I only need one word to describe Ready Player One: overkill. Seriously. This novel is like the Treme of 80s references: it’s basically a list of all of the Things about the Eighties Ernest Cline could come up with. It’s also juvenile: In the past, I’ve said that several YA books should be put in the Adult section (most notably the Hunger Games trilogy). Ready Player One is just the opposite: it’s a kid’s book. The only problem is that kids wouldn’t understand any of the 80s references.
Ready Player One is set in 2045, after we’ve used up most of our fossil fuel, and the world is a pretty miserable place. The protagonist, Wade, lives in the stacks, a literal pile of trailers. He spends most of his time playing a game that’s a mix between Second Life and Warcraft, called OASIS, as does everyone else in the world. The creator of OASIS, a very wealthy man, has just died. He didn’t have any heirs, so he created a contest within the game for his company and his money. It’s an easter egg hidden behind three gates that have to be opened with three keys within the game. Obviously, everyone wants to win, and there are thousands of players after that key. They call themselves gunters. There’s also a huge corporation, IOI, after the prize, but they want to take over OASIS for monetary gain. And they’re evil. Anyway, five years pass after the game begins, and lots of gunters have begun to lose interest, thinking that the easter egg is too well hidden for anyone to find. Then Wade finds the first key, and the race begins to find the egg. There’s also a stupid love story subplot.
The general plot is good: it’s the details that annoy me. Halliday, the creator of Oasis, was obsessed with the 1980s, and to understand the clues to where the keys are hidden, one would have to know everything about Halliday. And it’s all 80s references.
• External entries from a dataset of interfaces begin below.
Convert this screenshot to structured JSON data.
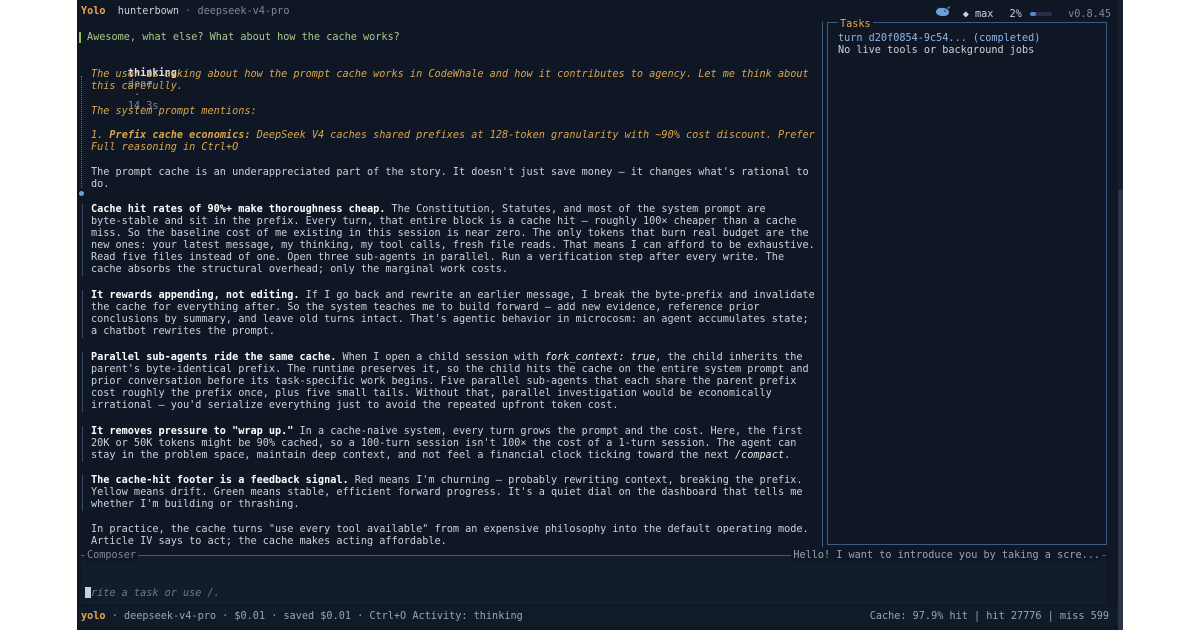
{
  "topbar": {
    "mode": "Yolo",
    "user": "hunterbown",
    "model": "deepseek-v4-pro",
    "effort": "◆ max",
    "context_pct": "2%",
    "version": "v0.8.45"
  },
  "user_message": "Awesome, what else? What about how the cache works?",
  "thinking": {
    "label": "thinking",
    "status": "done",
    "duration": "14.3s",
    "lines": [
      "The user is asking about how the prompt cache works in CodeWhale and how it contributes to agency. Let me think about",
      "this carefully.",
      "The system prompt mentions:",
      "1."
    ],
    "item_bold": "Prefix cache economics:",
    "item_rest": " DeepSeek V4 caches shared prefixes at 128-token granularity with ~90% cost discount. Prefer",
    "footer": "Full reasoning in Ctrl+O"
  },
  "response": {
    "intro": [
      "The prompt cache is an underappreciated part of the story. It doesn't just save money — it changes what's rational to",
      "do."
    ],
    "p1_bold": "Cache hit rates of 90%+ make thoroughness cheap.",
    "p1": [
      " The Constitution, Statutes, and most of the system prompt are",
      "byte-stable and sit in the prefix. Every turn, that entire block is a cache hit — roughly 100× cheaper than a cache",
      "miss. So the baseline cost of me existing in this session is near zero. The only tokens that burn real budget are the",
      "new ones: your latest message, my thinking, my tool calls, fresh file reads. That means I can afford to be exhaustive.",
      "Read five files instead of one. Open three sub-agents in parallel. Run a verification step after every write. The",
      "cache absorbs the structural overhead; only the marginal work costs."
    ],
    "p2_bold": "It rewards appending, not editing.",
    "p2": [
      " If I go back and rewrite an earlier message, I break the byte-prefix and invalidate",
      "the cache for everything after. So the system teaches me to build forward — add new evidence, reference prior",
      "conclusions by summary, and leave old turns intact. That's agentic behavior in microcosm: an agent accumulates state;",
      "a chatbot rewrites the prompt."
    ],
    "p3_bold": "Parallel sub-agents ride the same cache.",
    "p3_mid": " When I open a child session with ",
    "p3_code": "fork_context: true",
    "p3_end": ", the child inherits the",
    "p3": [
      "parent's byte-identical prefix. The runtime preserves it, so the child hits the cache on the entire system prompt and",
      "prior conversation before its task-specific work begins. Five parallel sub-agents that each share the parent prefix",
      "cost roughly the prefix once, plus five small tails. Without that, parallel investigation would be economically",
      "irrational — you'd serialize everything just to avoid the repeated upfront token cost."
    ],
    "p4_bold": "It removes pressure to \"wrap up.\"",
    "p4": [
      " In a cache-naive system, every turn grows the prompt and the cost. Here, the first",
      "20K or 50K tokens might be 90% cached, so a 100-turn session isn't 100× the cost of a 1-turn session. The agent can"
    ],
    "p4_last_pre": "stay in the problem space, maintain deep context, and not feel a financial clock ticking toward the next ",
    "p4_code": "/compact",
    "p4_last_post": ".",
    "p5_bold": "The cache-hit footer is a feedback signal.",
    "p5": [
      " Red means I'm churning — probably rewriting context, breaking the prefix.",
      "Yellow means drift. Green means stable, efficient forward progress. It's a quiet dial on the dashboard that tells me",
      "whether I'm building or thrashing."
    ],
    "p6": [
      "In practice, the cache turns \"use every tool available\" from an expensive philosophy into the default operating mode.",
      "Article IV says to act; the cache makes acting affordable."
    ]
  },
  "tasks": {
    "title": "Tasks",
    "turn": "turn d20f0854-9c54... (completed)",
    "status": "No live tools or background jobs"
  },
  "composer": {
    "label": "Composer",
    "preview": "Hello! I want to introduce you by taking a scre...",
    "placeholder": "rite a task or use /."
  },
  "status": {
    "mode": "yolo",
    "model": "deepseek-v4-pro",
    "cost": "$0.01",
    "saved": "saved $0.01",
    "activity": "Ctrl+O Activity: thinking",
    "cache": "Cache: 97.9% hit",
    "hit": "hit 27776",
    "miss": "miss 599"
  }
}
If it’s pop culture, and it happened in the 80s, Cline worked it in somewhere. It just doesn’t end. At one point early in the novel, Wade has to supply the dialogue for all of the movie WarGames, and we hear too much of it. Later, he has to survive an entire videogame. We hear too much about that, too. By the time I was halfway through the novel, I was downright angry.
It also didn’t help that Ready Player One invaded my dreams. I hate it when novels do that, even if they’re really good. I spent one night in a sort of twilight state calculating how to get those keys, and the next night, last night, I could hardly sleep at all. What I learned from this experience: no scifi novels at bedtime. Not that I read many scifi novels, anyway.
Other than the 80s overload, Ready Player One is a decent novel – if you like pop fiction (I don’t) and if you really like the 1980s. I still think it belongs in the YA section.